• **Goal of the exercise**
Set the data down exactly as it stands, and keep its pictures out.

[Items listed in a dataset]

· · ·

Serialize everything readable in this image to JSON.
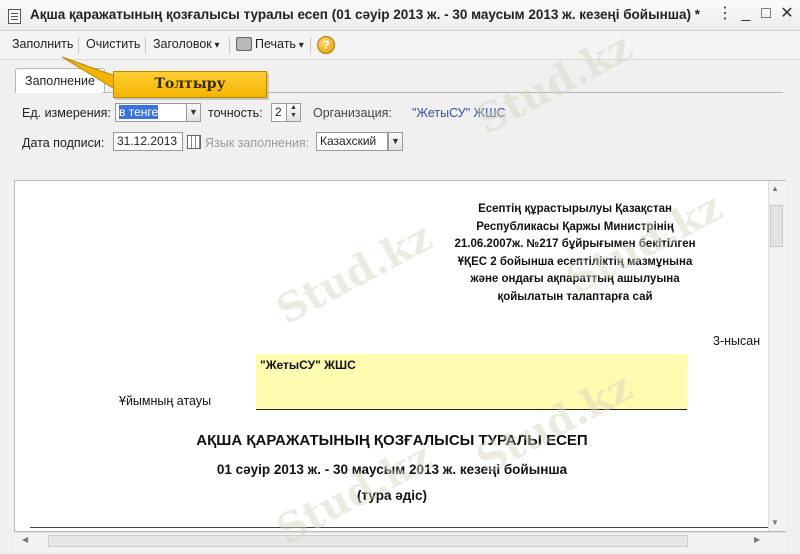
{
  "window": {
    "title": "Ақша қаражатының қозғалысы туралы есеп (01 сәуір 2013 ж. - 30 маусым 2013 ж. кезеңі бойынша) *",
    "controls": {
      "more": "⋮",
      "minimize": "_",
      "maximize": "□",
      "close": "✕"
    }
  },
  "toolbar": {
    "fill": "Заполнить",
    "clear": "Очистить",
    "header": "Заголовок",
    "print": "Печать",
    "help": "?"
  },
  "tabs": {
    "active": "Заполнение"
  },
  "callout": {
    "text": "Толтыру",
    "color": "#f2b400"
  },
  "form": {
    "units_label": "Ед. измерения:",
    "units_value": "в тенге",
    "precision_label": "точность:",
    "precision_value": "2",
    "org_label": "Организация:",
    "org_value": "\"ЖетыСУ\" ЖШС",
    "sign_date_label": "Дата подписи:",
    "sign_date_value": "31.12.2013",
    "language_label": "Язык заполнения:",
    "language_value": "Казахский"
  },
  "document": {
    "legal_note": [
      "Есептің құрастырылуы Қазақстан",
      "Республикасы Қаржы Министрінің",
      "21.06.2007ж. №217 бұйрығымен бекітілген",
      "ҰҚЕС 2 бойынша есептіліктің мазмұнына",
      "және ондағы ақпараттың ашылуына",
      "қойылатын талаптарға сай"
    ],
    "form_number": "3-нысан",
    "org_value": "\"ЖетыСУ\" ЖШС",
    "org_label": "Ұйымның атауы",
    "report_title": "АҚША ҚАРАЖАТЫНЫҢ ҚОЗҒАЛЫСЫ ТУРАЛЫ ЕСЕП",
    "period": "01 сәуір 2013 ж. - 30 маусым 2013 ж. кезеңі бойынша",
    "method": "(тура әдіс)"
  },
  "watermark": "Stud.kz"
}
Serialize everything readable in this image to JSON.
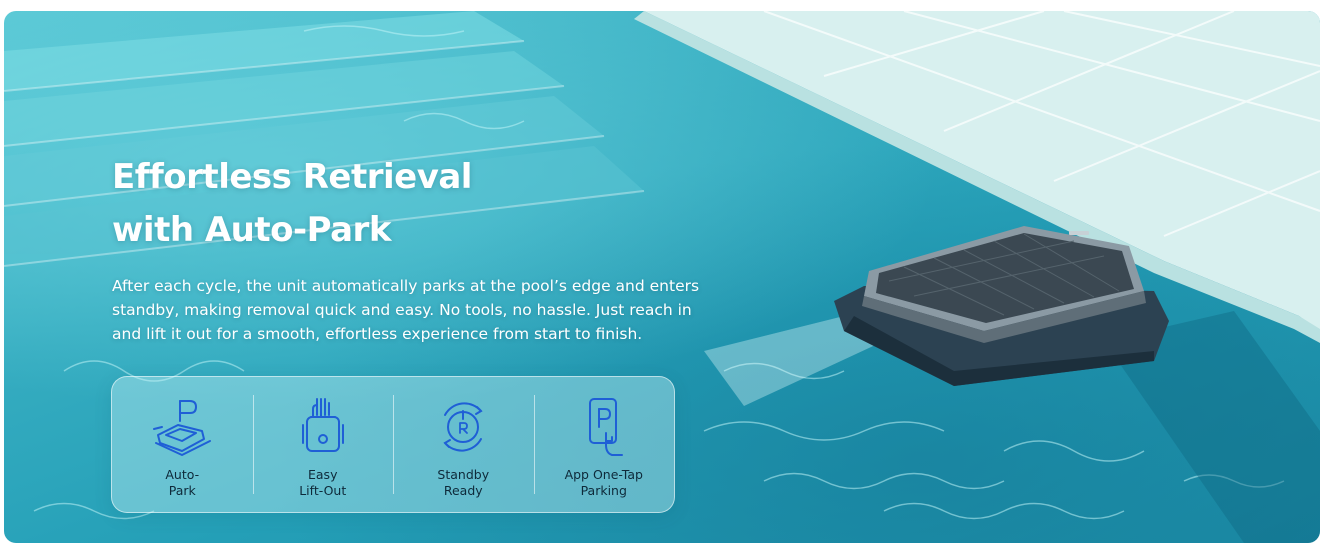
{
  "hero": {
    "headline_line1": "Effortless Retrieval",
    "headline_line2": "with Auto-Park",
    "body_line1": "After each cycle, the unit automatically parks at the pool’s edge and enters",
    "body_line2": "standby, making removal quick and easy. No tools, no hassle. Just reach in",
    "body_line3": "and lift it out for a smooth, effortless experience from start to finish."
  },
  "features": [
    {
      "icon": "auto-park-icon",
      "label_line1": "Auto-",
      "label_line2": "Park"
    },
    {
      "icon": "lift-out-icon",
      "label_line1": "Easy",
      "label_line2": "Lift-Out"
    },
    {
      "icon": "standby-power-icon",
      "label_line1": "Standby",
      "label_line2": "Ready"
    },
    {
      "icon": "app-parking-icon",
      "label_line1": "App One-Tap",
      "label_line2": "Parking"
    }
  ],
  "colors": {
    "water": "#35acc0",
    "deck": "#d6efef",
    "icon_blue": "#1f5fd6",
    "label_dark": "#0e2a3a",
    "headline": "#ffffff"
  }
}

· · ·

• **Written answer**
Serialize everything readable in this image to JSON.
{
  "window": {
    "title": "Ақша қаражатының қозғалысы туралы есеп (01 сәуір 2013 ж. - 30 маусым 2013 ж. кезеңі бойынша) *",
    "controls": {
      "more": "⋮",
      "minimize": "_",
      "maximize": "□",
      "close": "✕"
    }
  },
  "toolbar": {
    "fill": "Заполнить",
    "clear": "Очистить",
    "header": "Заголовок",
    "print": "Печать",
    "help": "?"
  },
  "tabs": {
    "active": "Заполнение"
  },
  "callout": {
    "text": "Толтыру",
    "color": "#f2b400"
  },
  "form": {
    "units_label": "Ед. измерения:",
    "units_value": "в тенге",
    "precision_label": "точность:",
    "precision_value": "2",
    "org_label": "Организация:",
    "org_value": "\"ЖетыСУ\" ЖШС",
    "sign_date_label": "Дата подписи:",
    "sign_date_value": "31.12.2013",
    "language_label": "Язык заполнения:",
    "language_value": "Казахский"
  },
  "document": {
    "legal_note": [
      "Есептің құрастырылуы Қазақстан",
      "Республикасы Қаржы Министрінің",
      "21.06.2007ж. №217 бұйрығымен бекітілген",
      "ҰҚЕС 2 бойынша есептіліктің мазмұнына",
      "және ондағы ақпараттың ашылуына",
      "қойылатын талаптарға сай"
    ],
    "form_number": "3-нысан",
    "org_value": "\"ЖетыСУ\" ЖШС",
    "org_label": "Ұйымның атауы",
    "report_title": "АҚША ҚАРАЖАТЫНЫҢ ҚОЗҒАЛЫСЫ ТУРАЛЫ ЕСЕП",
    "period": "01 сәуір 2013 ж. - 30 маусым 2013 ж. кезеңі бойынша",
    "method": "(тура әдіс)"
  },
  "watermark": "Stud.kz"
}
Serialize everything readable in this image to JSON.
{
  "hero": {
    "headline_line1": "Effortless Retrieval",
    "headline_line2": "with Auto-Park",
    "body_line1": "After each cycle, the unit automatically parks at the pool’s edge and enters",
    "body_line2": "standby, making removal quick and easy. No tools, no hassle. Just reach in",
    "body_line3": "and lift it out for a smooth, effortless experience from start to finish."
  },
  "features": [
    {
      "icon": "auto-park-icon",
      "label_line1": "Auto-",
      "label_line2": "Park"
    },
    {
      "icon": "lift-out-icon",
      "label_line1": "Easy",
      "label_line2": "Lift-Out"
    },
    {
      "icon": "standby-power-icon",
      "label_line1": "Standby",
      "label_line2": "Ready"
    },
    {
      "icon": "app-parking-icon",
      "label_line1": "App One-Tap",
      "label_line2": "Parking"
    }
  ],
  "colors": {
    "water": "#35acc0",
    "deck": "#d6efef",
    "icon_blue": "#1f5fd6",
    "label_dark": "#0e2a3a",
    "headline": "#ffffff"
  }
}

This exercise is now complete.